• **Dataset records**:
● ● ● ●

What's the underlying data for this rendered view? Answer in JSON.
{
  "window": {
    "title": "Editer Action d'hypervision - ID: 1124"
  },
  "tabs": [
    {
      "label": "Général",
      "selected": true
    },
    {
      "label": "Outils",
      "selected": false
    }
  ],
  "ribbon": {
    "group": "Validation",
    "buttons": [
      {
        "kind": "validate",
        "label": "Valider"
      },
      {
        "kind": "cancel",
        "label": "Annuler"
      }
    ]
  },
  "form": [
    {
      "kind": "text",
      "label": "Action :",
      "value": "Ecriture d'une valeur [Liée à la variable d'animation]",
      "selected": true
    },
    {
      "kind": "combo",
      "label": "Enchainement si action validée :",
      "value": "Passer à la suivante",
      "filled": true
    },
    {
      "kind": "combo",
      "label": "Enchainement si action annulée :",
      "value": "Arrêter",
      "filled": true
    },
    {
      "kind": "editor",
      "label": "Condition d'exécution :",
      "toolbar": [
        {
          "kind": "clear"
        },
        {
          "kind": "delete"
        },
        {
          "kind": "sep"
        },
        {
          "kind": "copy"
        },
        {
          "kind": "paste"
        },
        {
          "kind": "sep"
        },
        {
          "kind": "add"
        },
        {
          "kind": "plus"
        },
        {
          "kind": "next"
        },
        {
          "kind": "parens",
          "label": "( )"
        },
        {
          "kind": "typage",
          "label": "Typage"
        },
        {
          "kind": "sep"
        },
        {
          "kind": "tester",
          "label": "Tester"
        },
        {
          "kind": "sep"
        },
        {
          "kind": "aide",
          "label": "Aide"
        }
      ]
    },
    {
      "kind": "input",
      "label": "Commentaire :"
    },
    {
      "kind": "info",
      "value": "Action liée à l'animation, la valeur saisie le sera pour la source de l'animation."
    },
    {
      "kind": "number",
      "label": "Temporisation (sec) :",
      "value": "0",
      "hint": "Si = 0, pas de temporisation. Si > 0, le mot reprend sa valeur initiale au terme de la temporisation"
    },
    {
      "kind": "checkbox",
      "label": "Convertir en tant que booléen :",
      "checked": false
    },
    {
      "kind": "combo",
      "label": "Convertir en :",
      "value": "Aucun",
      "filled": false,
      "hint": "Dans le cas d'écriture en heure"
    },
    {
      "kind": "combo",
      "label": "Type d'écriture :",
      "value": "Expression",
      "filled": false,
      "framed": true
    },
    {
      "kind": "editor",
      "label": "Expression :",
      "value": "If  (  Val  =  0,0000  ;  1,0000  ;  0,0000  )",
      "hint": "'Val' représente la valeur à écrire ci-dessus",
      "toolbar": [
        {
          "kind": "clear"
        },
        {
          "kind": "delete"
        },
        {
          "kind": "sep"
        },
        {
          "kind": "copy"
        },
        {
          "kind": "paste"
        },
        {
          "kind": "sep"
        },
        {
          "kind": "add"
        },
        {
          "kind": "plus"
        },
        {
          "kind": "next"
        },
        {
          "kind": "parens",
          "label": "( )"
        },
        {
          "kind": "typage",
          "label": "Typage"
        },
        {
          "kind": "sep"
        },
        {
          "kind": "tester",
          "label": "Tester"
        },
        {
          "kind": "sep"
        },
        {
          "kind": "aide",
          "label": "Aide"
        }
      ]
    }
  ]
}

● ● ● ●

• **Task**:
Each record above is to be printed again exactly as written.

• **Result for this task**:
What's the underlying data for this rendered view? Answer in JSON.
{
  "window": {
    "title": "Editer Action d'hypervision - ID: 1124"
  },
  "tabs": [
    {
      "label": "Général",
      "selected": true
    },
    {
      "label": "Outils",
      "selected": false
    }
  ],
  "ribbon": {
    "group": "Validation",
    "buttons": [
      {
        "kind": "validate",
        "label": "Valider"
      },
      {
        "kind": "cancel",
        "label": "Annuler"
      }
    ]
  },
  "form": [
    {
      "kind": "text",
      "label": "Action :",
      "value": "Ecriture d'une valeur [Liée à la variable d'animation]",
      "selected": true
    },
    {
      "kind": "combo",
      "label": "Enchainement si action validée :",
      "value": "Passer à la suivante",
      "filled": true
    },
    {
      "kind": "combo",
      "label": "Enchainement si action annulée :",
      "value": "Arrêter",
      "filled": true
    },
    {
      "kind": "editor",
      "label": "Condition d'exécution :",
      "toolbar": [
        {
          "kind": "clear"
        },
        {
          "kind": "delete"
        },
        {
          "kind": "sep"
        },
        {
          "kind": "copy"
        },
        {
          "kind": "paste"
        },
        {
          "kind": "sep"
        },
        {
          "kind": "add"
        },
        {
          "kind": "plus"
        },
        {
          "kind": "next"
        },
        {
          "kind": "parens",
          "label": "( )"
        },
        {
          "kind": "typage",
          "label": "Typage"
        },
        {
          "kind": "sep"
        },
        {
          "kind": "tester",
          "label": "Tester"
        },
        {
          "kind": "sep"
        },
        {
          "kind": "aide",
          "label": "Aide"
        }
      ]
    },
    {
      "kind": "input",
      "label": "Commentaire :"
    },
    {
      "kind": "info",
      "value": "Action liée à l'animation, la valeur saisie le sera pour la source de l'animation."
    },
    {
      "kind": "number",
      "label": "Temporisation (sec) :",
      "value": "0",
      "hint": "Si = 0, pas de temporisation. Si > 0, le mot reprend sa valeur initiale au terme de la temporisation"
    },
    {
      "kind": "checkbox",
      "label": "Convertir en tant que booléen :",
      "checked": false
    },
    {
      "kind": "combo",
      "label": "Convertir en :",
      "value": "Aucun",
      "filled": false,
      "hint": "Dans le cas d'écriture en heure"
    },
    {
      "kind": "combo",
      "label": "Type d'écriture :",
      "value": "Expression",
      "filled": false,
      "framed": true
    },
    {
      "kind": "editor",
      "label": "Expression :",
      "value": "If  (  Val  =  0,0000  ;  1,0000  ;  0,0000  )",
      "hint": "'Val' représente la valeur à écrire ci-dessus",
      "toolbar": [
        {
          "kind": "clear"
        },
        {
          "kind": "delete"
        },
        {
          "kind": "sep"
        },
        {
          "kind": "copy"
        },
        {
          "kind": "paste"
        },
        {
          "kind": "sep"
        },
        {
          "kind": "add"
        },
        {
          "kind": "plus"
        },
        {
          "kind": "next"
        },
        {
          "kind": "parens",
          "label": "( )"
        },
        {
          "kind": "typage",
          "label": "Typage"
        },
        {
          "kind": "sep"
        },
        {
          "kind": "tester",
          "label": "Tester"
        },
        {
          "kind": "sep"
        },
        {
          "kind": "aide",
          "label": "Aide"
        }
      ]
    }
  ]
}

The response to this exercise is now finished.